Dataset entries:
◆ ◆ ◆

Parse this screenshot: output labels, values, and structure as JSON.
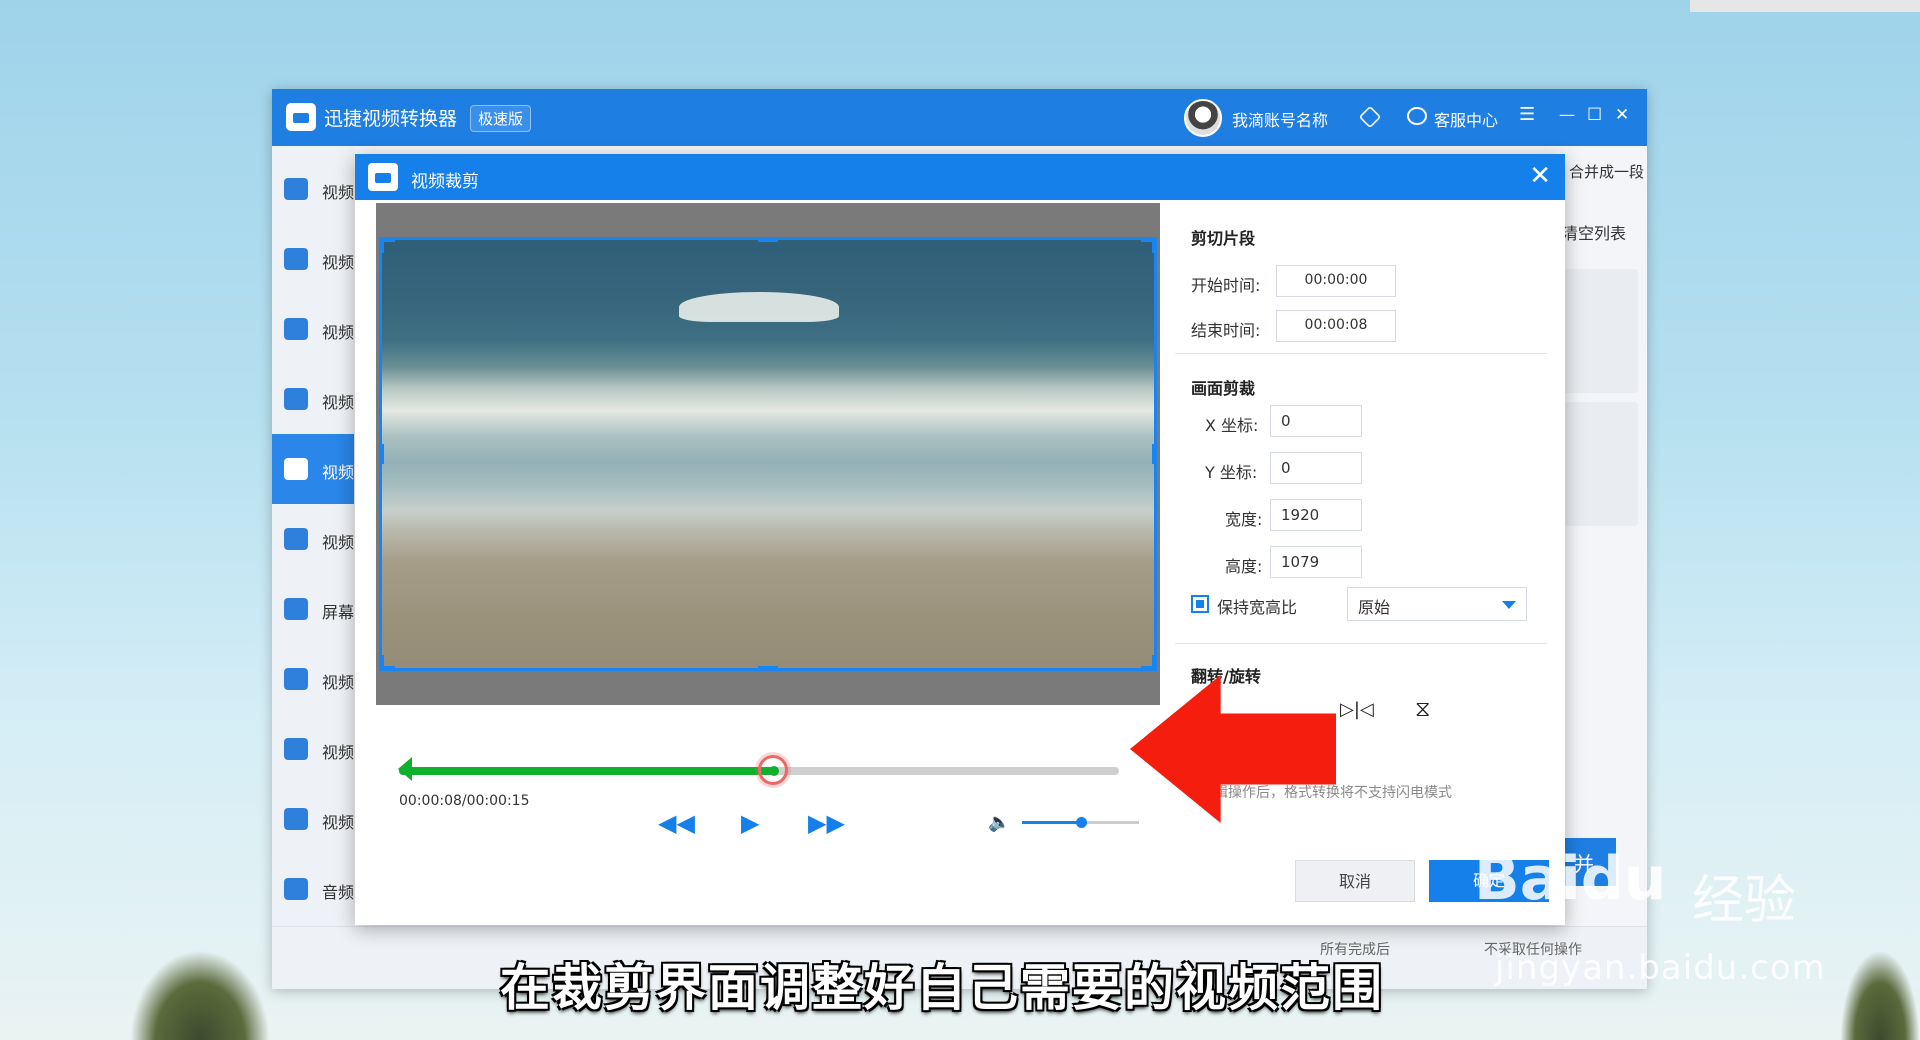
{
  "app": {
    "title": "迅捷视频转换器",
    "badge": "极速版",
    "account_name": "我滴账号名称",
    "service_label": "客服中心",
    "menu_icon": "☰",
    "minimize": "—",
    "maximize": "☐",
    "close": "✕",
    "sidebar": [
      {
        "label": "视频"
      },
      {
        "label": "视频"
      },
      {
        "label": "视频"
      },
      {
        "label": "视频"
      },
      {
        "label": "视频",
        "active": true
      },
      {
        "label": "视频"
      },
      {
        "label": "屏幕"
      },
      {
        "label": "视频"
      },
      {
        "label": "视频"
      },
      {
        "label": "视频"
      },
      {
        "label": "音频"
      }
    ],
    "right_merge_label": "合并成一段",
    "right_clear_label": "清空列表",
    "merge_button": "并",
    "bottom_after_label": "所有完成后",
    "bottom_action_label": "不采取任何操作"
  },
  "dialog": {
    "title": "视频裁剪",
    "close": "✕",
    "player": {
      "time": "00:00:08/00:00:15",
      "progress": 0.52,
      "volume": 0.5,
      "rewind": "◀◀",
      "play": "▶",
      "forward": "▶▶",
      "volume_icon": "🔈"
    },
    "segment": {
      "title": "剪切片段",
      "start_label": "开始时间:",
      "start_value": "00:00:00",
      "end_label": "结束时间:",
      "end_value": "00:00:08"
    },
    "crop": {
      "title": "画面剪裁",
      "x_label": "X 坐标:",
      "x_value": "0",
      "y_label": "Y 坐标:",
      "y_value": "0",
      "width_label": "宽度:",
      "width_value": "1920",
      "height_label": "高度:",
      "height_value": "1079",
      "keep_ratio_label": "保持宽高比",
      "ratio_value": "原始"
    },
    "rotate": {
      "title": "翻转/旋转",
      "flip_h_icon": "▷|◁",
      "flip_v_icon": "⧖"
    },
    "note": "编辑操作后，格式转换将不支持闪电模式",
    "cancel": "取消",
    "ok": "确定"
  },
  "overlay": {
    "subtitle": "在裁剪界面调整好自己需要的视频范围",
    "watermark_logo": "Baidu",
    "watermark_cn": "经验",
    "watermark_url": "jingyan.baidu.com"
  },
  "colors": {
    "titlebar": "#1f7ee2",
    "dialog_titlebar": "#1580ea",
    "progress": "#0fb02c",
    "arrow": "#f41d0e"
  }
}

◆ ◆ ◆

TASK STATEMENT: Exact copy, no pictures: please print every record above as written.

RESPONSE:
Parse this screenshot: output labels, values, and structure as JSON.
{
  "app": {
    "title": "迅捷视频转换器",
    "badge": "极速版",
    "account_name": "我滴账号名称",
    "service_label": "客服中心",
    "menu_icon": "☰",
    "minimize": "—",
    "maximize": "☐",
    "close": "✕",
    "sidebar": [
      {
        "label": "视频"
      },
      {
        "label": "视频"
      },
      {
        "label": "视频"
      },
      {
        "label": "视频"
      },
      {
        "label": "视频",
        "active": true
      },
      {
        "label": "视频"
      },
      {
        "label": "屏幕"
      },
      {
        "label": "视频"
      },
      {
        "label": "视频"
      },
      {
        "label": "视频"
      },
      {
        "label": "音频"
      }
    ],
    "right_merge_label": "合并成一段",
    "right_clear_label": "清空列表",
    "merge_button": "并",
    "bottom_after_label": "所有完成后",
    "bottom_action_label": "不采取任何操作"
  },
  "dialog": {
    "title": "视频裁剪",
    "close": "✕",
    "player": {
      "time": "00:00:08/00:00:15",
      "progress": 0.52,
      "volume": 0.5,
      "rewind": "◀◀",
      "play": "▶",
      "forward": "▶▶",
      "volume_icon": "🔈"
    },
    "segment": {
      "title": "剪切片段",
      "start_label": "开始时间:",
      "start_value": "00:00:00",
      "end_label": "结束时间:",
      "end_value": "00:00:08"
    },
    "crop": {
      "title": "画面剪裁",
      "x_label": "X 坐标:",
      "x_value": "0",
      "y_label": "Y 坐标:",
      "y_value": "0",
      "width_label": "宽度:",
      "width_value": "1920",
      "height_label": "高度:",
      "height_value": "1079",
      "keep_ratio_label": "保持宽高比",
      "ratio_value": "原始"
    },
    "rotate": {
      "title": "翻转/旋转",
      "flip_h_icon": "▷|◁",
      "flip_v_icon": "⧖"
    },
    "note": "编辑操作后，格式转换将不支持闪电模式",
    "cancel": "取消",
    "ok": "确定"
  },
  "overlay": {
    "subtitle": "在裁剪界面调整好自己需要的视频范围",
    "watermark_logo": "Baidu",
    "watermark_cn": "经验",
    "watermark_url": "jingyan.baidu.com"
  },
  "colors": {
    "titlebar": "#1f7ee2",
    "dialog_titlebar": "#1580ea",
    "progress": "#0fb02c",
    "arrow": "#f41d0e"
  }
}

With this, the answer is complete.